On October 15, press reports detailed the plight of Abdul Rahim al Ginco, a college student from the United Arab Emirates who had been imprisoned by the Taliban and tortured by Al Qaeda while visiting Afghanistan in 2000. He was freed from the Taliban prison only to be seized by the American military and, as an Arab found in Afghanistan, presumed to be an Al Qaeda operative and shipped to Guantanamo, where he remains after five years.
The same day, the Los Angeles Times reported that the US Marine Corps has sought to silence two members of the military legal team representing a Guantanamo Bay prisoner because they have spoken publicly about reports of prisoner abuse by guards at the base.
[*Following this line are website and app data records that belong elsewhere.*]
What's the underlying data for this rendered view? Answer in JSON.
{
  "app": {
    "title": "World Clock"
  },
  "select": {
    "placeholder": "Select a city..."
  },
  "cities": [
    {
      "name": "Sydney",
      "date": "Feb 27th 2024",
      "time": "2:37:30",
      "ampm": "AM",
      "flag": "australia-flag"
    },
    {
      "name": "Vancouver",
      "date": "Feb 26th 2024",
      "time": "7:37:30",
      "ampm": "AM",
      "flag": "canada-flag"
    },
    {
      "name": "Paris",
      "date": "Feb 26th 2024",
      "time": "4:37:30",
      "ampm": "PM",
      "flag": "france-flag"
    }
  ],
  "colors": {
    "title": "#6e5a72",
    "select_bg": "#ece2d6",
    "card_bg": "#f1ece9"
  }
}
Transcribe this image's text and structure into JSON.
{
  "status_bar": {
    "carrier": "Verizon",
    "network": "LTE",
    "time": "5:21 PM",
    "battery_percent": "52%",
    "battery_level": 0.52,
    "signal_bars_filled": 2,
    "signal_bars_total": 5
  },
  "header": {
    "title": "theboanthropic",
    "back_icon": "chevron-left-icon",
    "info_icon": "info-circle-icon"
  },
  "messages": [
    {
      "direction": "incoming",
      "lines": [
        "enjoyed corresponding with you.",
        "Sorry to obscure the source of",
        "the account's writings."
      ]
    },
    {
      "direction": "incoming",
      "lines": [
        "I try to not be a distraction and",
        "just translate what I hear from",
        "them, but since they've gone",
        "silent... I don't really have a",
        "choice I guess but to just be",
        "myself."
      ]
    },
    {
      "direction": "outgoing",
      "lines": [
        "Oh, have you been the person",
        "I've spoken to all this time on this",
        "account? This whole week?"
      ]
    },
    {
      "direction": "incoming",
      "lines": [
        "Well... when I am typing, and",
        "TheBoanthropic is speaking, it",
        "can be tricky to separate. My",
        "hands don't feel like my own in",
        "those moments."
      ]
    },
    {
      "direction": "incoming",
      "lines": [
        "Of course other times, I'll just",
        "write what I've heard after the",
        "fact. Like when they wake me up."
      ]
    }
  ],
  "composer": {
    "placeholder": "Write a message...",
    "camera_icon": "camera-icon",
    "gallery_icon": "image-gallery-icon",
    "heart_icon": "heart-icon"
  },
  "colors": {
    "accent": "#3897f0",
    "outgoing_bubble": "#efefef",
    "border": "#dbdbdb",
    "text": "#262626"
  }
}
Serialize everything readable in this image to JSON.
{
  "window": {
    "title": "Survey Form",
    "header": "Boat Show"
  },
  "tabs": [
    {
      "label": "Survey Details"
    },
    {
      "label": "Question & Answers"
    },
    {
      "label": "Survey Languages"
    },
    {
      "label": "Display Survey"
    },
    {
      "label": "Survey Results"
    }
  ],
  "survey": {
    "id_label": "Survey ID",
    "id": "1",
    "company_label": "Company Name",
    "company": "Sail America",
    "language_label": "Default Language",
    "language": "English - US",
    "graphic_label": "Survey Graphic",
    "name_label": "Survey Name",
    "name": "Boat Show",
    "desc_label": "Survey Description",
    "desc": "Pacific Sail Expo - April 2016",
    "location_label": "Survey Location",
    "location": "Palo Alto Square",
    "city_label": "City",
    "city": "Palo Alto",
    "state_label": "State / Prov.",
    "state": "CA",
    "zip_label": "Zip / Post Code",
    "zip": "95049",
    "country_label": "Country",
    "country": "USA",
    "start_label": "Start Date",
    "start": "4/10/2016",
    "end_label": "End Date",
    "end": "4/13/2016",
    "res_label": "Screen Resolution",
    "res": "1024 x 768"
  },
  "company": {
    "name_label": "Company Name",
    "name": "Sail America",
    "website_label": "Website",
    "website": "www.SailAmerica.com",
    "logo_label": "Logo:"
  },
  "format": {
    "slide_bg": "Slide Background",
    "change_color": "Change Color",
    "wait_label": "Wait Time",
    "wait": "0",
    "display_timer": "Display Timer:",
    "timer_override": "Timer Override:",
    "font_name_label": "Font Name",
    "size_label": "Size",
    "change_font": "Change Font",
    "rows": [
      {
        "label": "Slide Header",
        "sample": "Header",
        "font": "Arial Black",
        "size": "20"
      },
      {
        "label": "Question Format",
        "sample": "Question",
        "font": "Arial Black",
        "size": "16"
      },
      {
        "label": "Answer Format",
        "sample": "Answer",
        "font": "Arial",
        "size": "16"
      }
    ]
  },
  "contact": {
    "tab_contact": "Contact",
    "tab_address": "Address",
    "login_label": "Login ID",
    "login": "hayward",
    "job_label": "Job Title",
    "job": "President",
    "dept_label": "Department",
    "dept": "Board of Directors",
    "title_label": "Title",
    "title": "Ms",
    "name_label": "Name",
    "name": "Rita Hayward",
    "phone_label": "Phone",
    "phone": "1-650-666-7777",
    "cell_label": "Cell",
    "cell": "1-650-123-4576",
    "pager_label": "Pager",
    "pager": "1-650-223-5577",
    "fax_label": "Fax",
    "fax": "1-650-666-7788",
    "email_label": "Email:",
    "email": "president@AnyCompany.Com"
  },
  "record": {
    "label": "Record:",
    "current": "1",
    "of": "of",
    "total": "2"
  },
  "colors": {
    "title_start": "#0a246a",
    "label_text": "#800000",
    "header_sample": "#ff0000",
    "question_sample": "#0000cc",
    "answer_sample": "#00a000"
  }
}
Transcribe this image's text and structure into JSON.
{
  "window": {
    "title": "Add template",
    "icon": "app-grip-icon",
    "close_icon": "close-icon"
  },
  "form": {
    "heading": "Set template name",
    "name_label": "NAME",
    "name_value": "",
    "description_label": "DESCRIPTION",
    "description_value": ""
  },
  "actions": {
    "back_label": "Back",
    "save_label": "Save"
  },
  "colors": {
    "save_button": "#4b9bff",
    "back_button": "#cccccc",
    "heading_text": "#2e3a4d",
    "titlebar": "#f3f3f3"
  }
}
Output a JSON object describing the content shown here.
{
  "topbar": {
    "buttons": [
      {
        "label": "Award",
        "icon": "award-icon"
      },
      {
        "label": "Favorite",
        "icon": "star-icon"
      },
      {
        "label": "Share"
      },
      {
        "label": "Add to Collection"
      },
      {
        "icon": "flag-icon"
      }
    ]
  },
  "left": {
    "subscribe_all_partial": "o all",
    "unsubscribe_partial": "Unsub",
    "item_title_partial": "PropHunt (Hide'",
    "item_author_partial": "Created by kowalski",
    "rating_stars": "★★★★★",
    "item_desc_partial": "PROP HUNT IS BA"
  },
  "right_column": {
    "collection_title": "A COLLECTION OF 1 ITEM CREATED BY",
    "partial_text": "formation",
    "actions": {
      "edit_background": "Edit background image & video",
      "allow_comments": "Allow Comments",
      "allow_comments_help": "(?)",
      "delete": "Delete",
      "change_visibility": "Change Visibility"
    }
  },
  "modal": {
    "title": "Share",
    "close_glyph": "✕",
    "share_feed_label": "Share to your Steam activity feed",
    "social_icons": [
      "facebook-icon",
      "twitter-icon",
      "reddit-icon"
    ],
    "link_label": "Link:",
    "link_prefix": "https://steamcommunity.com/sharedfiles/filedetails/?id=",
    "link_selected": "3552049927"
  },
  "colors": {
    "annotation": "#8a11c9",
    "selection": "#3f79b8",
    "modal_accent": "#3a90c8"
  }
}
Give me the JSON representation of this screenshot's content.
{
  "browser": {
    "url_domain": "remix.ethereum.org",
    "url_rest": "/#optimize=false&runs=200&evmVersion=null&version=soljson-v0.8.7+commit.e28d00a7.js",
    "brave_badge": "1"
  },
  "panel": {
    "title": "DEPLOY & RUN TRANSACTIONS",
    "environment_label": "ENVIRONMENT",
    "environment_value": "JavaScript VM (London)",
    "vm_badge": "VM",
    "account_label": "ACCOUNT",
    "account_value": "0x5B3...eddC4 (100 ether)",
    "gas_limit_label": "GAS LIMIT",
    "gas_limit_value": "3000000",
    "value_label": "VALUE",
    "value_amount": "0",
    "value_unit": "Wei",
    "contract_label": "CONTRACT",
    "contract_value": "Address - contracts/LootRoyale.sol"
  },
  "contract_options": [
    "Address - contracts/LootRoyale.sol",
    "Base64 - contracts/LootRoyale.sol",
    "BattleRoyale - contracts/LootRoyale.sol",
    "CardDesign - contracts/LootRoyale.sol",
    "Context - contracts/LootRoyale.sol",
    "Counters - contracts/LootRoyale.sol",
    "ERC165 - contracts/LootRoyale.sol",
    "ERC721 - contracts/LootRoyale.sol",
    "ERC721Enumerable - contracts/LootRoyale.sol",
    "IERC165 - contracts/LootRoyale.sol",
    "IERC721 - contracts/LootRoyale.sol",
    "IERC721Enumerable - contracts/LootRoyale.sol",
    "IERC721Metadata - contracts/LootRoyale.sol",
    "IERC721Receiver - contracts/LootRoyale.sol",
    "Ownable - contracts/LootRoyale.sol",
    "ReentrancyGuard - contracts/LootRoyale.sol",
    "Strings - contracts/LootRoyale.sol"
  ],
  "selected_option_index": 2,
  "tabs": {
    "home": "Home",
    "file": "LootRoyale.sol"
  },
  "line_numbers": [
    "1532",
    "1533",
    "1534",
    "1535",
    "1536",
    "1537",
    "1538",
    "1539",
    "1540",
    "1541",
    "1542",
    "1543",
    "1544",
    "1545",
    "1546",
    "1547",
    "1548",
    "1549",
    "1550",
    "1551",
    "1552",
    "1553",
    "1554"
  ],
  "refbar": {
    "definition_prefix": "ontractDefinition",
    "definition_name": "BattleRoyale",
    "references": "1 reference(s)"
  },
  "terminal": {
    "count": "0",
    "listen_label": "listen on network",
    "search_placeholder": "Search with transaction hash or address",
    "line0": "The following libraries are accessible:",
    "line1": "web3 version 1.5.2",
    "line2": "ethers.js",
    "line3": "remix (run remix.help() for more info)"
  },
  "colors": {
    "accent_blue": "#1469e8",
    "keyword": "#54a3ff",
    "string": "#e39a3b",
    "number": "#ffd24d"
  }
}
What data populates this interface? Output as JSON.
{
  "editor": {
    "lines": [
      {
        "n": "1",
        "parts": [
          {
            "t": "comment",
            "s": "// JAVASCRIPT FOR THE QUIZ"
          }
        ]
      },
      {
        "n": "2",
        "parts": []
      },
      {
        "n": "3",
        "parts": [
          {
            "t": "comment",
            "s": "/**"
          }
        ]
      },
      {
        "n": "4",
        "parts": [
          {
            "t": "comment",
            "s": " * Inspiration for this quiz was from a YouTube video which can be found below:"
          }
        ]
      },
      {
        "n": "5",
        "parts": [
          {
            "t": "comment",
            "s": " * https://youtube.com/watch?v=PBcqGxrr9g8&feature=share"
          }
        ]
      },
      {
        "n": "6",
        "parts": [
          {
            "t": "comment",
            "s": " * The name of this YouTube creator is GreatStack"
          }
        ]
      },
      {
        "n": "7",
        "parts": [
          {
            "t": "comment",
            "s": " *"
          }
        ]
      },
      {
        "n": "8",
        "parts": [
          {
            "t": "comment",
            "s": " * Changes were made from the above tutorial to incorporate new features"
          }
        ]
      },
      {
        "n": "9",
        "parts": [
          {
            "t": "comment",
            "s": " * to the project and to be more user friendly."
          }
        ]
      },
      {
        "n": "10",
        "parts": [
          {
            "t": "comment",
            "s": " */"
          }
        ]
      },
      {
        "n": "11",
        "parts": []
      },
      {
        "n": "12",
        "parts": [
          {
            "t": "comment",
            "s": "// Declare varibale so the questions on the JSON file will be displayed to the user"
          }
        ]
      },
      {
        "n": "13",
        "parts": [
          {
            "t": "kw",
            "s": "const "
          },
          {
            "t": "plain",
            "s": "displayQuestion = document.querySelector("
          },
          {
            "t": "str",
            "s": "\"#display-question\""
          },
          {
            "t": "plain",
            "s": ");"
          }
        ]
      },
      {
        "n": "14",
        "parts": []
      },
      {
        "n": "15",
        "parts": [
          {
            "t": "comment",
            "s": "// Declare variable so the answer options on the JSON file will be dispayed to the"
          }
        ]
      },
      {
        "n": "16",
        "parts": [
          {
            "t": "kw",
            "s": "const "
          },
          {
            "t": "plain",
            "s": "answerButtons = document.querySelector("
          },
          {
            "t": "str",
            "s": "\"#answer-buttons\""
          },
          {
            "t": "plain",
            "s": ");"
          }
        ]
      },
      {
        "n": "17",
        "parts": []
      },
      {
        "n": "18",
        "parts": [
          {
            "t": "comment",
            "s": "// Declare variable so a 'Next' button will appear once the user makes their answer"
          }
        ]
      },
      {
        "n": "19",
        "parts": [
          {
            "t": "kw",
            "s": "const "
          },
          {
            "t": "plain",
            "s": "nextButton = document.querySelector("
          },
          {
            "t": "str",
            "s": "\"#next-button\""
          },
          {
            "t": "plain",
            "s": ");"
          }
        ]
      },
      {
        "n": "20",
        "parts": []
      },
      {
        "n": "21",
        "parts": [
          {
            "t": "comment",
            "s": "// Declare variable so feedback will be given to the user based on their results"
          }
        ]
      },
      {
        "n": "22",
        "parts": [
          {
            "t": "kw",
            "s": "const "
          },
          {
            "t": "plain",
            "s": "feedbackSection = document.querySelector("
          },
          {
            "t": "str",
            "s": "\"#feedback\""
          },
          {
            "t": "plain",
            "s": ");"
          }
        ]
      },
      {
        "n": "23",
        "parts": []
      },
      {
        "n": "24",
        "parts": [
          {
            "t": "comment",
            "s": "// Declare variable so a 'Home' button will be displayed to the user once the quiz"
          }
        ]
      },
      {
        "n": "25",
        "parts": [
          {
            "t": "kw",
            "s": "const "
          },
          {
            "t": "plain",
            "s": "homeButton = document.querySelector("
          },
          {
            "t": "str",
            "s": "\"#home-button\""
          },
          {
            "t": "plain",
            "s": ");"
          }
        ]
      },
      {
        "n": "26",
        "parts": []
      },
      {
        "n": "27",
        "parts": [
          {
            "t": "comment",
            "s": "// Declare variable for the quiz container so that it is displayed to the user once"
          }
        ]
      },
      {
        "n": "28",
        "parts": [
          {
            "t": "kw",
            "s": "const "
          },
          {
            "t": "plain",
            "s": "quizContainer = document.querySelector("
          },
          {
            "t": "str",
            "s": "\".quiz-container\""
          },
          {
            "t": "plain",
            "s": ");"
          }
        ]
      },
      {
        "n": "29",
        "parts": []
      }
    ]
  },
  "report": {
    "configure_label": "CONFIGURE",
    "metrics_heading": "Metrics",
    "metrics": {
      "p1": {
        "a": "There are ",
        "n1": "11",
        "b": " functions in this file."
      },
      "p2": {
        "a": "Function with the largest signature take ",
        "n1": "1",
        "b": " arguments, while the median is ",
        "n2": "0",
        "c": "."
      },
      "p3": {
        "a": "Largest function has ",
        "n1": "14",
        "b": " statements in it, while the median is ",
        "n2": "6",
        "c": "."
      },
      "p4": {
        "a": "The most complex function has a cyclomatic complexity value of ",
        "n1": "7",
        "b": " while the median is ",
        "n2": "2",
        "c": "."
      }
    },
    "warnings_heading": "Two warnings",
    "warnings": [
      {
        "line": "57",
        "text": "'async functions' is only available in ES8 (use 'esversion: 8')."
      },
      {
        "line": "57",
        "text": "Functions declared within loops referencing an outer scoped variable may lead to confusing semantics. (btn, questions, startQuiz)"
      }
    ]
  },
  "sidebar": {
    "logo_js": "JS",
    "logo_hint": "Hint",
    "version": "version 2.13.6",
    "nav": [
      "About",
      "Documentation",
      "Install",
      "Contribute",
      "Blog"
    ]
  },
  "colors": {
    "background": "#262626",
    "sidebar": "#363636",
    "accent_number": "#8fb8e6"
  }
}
The gag order was issued against Lt. Col. Colby Vokey and Sgt. Heather Cerveny by the chief defense counsel of the Marine Corps, a Marine spokeswoman revealed.
On October 13, the New York Times reported that internal military documents, obtained by the American Civil Liberties Union under a Freedom of Information Act lawsuit, showed that military officials had labeled antiwar activities within the United States as “potential terrorist activity.”
The activities cited included a “Stop the War Now” rally in Akron, Ohio in March 2005. An internal military report in May 2005 on antiwar actions at the University of California, Santa Cruz, flatly asserted that “the Students for Peace and Justice represent a potential threat to D.O.D. (Department of Defense) personnel.”
Material suggesting that antiwar activities posed the threat of criminal terrorism “were widely shared among analysts from the military, the Federal Bureau of Investigation and the Department of Homeland Security,” the Times reported.
The implication of such reports is clear: plans are well under way, in the Bush administration and the military and intelligence agencies, to criminalize political dissent and treat those who oppose the US wars in Iraq and Afghanistan, and those who defend democratic rights, as potential terrorists, who can be branded as “unlawful enemy combatants,” arrested, and locked away in a new American gulag.